> DIRECTIONS: The response should consist of the listing, repeated word for word.

> PROVIDED ENTRIES:
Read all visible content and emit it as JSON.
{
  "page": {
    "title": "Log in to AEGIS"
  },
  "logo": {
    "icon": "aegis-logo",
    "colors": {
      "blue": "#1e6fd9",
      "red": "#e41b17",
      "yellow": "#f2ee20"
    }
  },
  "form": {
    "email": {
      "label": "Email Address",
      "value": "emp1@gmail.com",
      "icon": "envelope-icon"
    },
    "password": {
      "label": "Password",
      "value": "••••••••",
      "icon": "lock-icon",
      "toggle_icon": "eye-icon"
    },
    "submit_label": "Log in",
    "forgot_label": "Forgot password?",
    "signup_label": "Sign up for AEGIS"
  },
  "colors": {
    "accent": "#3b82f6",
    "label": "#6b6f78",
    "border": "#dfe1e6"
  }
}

> TASK RESULT:
Read all visible content and emit it as JSON.
{
  "page": {
    "title": "Log in to AEGIS"
  },
  "logo": {
    "icon": "aegis-logo",
    "colors": {
      "blue": "#1e6fd9",
      "red": "#e41b17",
      "yellow": "#f2ee20"
    }
  },
  "form": {
    "email": {
      "label": "Email Address",
      "value": "emp1@gmail.com",
      "icon": "envelope-icon"
    },
    "password": {
      "label": "Password",
      "value": "••••••••",
      "icon": "lock-icon",
      "toggle_icon": "eye-icon"
    },
    "submit_label": "Log in",
    "forgot_label": "Forgot password?",
    "signup_label": "Sign up for AEGIS"
  },
  "colors": {
    "accent": "#3b82f6",
    "label": "#6b6f78",
    "border": "#dfe1e6"
  }
}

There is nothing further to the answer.